Great American Roadside Attractions
We are huge lovers of all those fabulous roadside attractions you come across on road trips through the US. A staple of our Americana history. With the road trip being an annual ritual in America, we don’t think anything celebrates summer in a better way. In spite of some of their ugliness, there is a kitch charm and strange sweetness that makes great American roadside attractions appealing. The American road trip is a rite of passage in our country and ingrained in our national travel consciousness.
History of American Roadside Attractions
Roadside oddities have been around for more than a century when a man named Frank Redford had the idea that motorists would make a roadside stop any time something was visually stimulating. With that idea, Redford’s Wigwam Villages in San Bernardino, CA, Holbrooke, AZ, and Cave City, KY were all born of concrete teepees, each containing an individual motel room, encircling a larger teepee housing a restaurant, gift shop, and gas station. Really, when you think about it, this guy was a genius. Who doesn’t want to sleep in hotel room concrete teepees? We know we do!
Many other roadside businesses wanting to get in on the action, to sell their wares, created larger-than-life architectural follies to entice passersby to stop and lure them inside. Drive-thru trees, unusually large roadside art, vortexes, eateries shaped like food, and dinosaurs crammed between Niagara Falls, the Grand Canyon, Mount Rushmore, and hundreds of other destinations beckon you to stop and have a look around these marvelous, nostalgic, campy, and wonderfully kitch locations.
Through our road tripping adventures around the US, we have gone to see many Americana delights in Oregon, California, Washington and Nevada. We can’t wait to visit even more roadside attractions during the kick-off of our world travels with the Great American Road Trip. For now, we and fellow travel writers share a few we have already been to.

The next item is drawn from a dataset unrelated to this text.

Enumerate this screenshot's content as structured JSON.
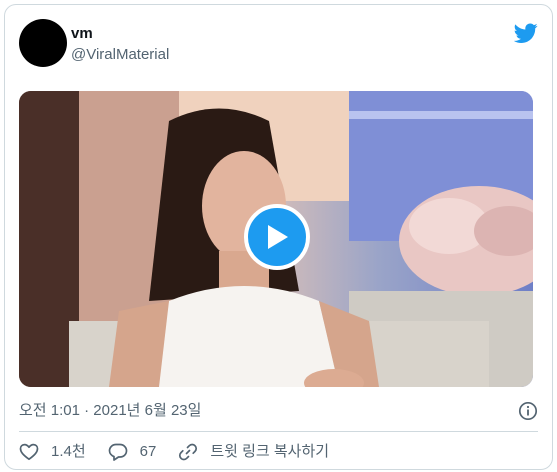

Between Los Angeles and Palm Springs, you can come face to foot with a 150-foot Apatosaurus. Or see a larger than life, Tyrannosaurus Rex. Purchase souvenirs or candy dinosaur eggs, like we did, at a gift shop located inside Ms. Dinny, a the 150-foot Apatosaurus, considered the largest concrete dinosaur in the world.
Daytona Beach claims to be the most famous beach in the world, and probably comes close – nearly 200,000 students descend on the area each year for Spring Break despite the city of Daytona trying to discourage them. Additionally, the 23 miles of Daytona Beach are some of the only in the world where cars are allowed on the sands – a tradition carried over from the days when motor enthusiasts would race on the beaches. Road tripping through Florida? Make sure to drive through Daytona Beach!
Bridal Veil Post Office
The original 1800s post office was relocated in the 1930s into a tiny 10×14 building that was once a tool shed for the Bridal Veil mill. At its size, it is the second smallest free-standing post office in the US. It’s also so happens to be where we mailed out our wedding invitation to have the special Bridal Veil postmark.
Jessica of Suitcases and Sippy Cups at Cadillac Ranch
It is the most recognized roadside attraction in the state, and perhaps the best example of kitchy Americana to lure road trippers to pull over and take a look. It’s Cadillac Ranch: a collection of ten Cadillacs built between 1949 and 1963 that chronicle the rise and fall of the recognizable tail fin. It would be an auto lovers’ dream stop, if it weren’t that the ten exquisite examples are embedded tail up in a dusty Texas field.
Adding artistic flare to the nod to automotive ingenuity is the tradition to “make your mark” on the cars with a blast of aerosol color. It’s unclear whether the work was intended to be a group project from the outset, or if visitors created this tradition later, but the cars are covered in spray paint scrawled names, messages and random doodles.
The appeal of the attraction is hard to pinpoint. It could be the interactive, yet temporal nature of the spray paint art, or perhaps it is just impossible to see ten cars with their tails thrust towards the heavens without stopping to take a closer look.
Sunset Park Moai
The last remaining moai of the famed Aku Aku at the Stardust in Las Vegas. Now housed at Sunset Park, the statue sits on an island in the middle of a pond. It is unknown to this time will become of its mate.
As we started our camper van trip from San Francisco to Seattle we were only in our first day when we came to this amazing US roadside attraction. Stumped on the sign we followed the way to a “drive-thru tree”. After paying a $5 entry fee we made our way down a small driveway to a row of cars waiting in front of a tree. Not just any tree. A strong, tall, 2400 year old tree with a hole cut out in the base for cars to pass through. Unfortunately our car didn’t fit, but that didn’t stop us from walking through the tree and admiring its beautiful patterns and touching its ancient bark. Nature and man working together, what a discovery!
Have you been to any American roadside attractions?
All photography by Kimmy Hayes © 2013, unless otherwise noted.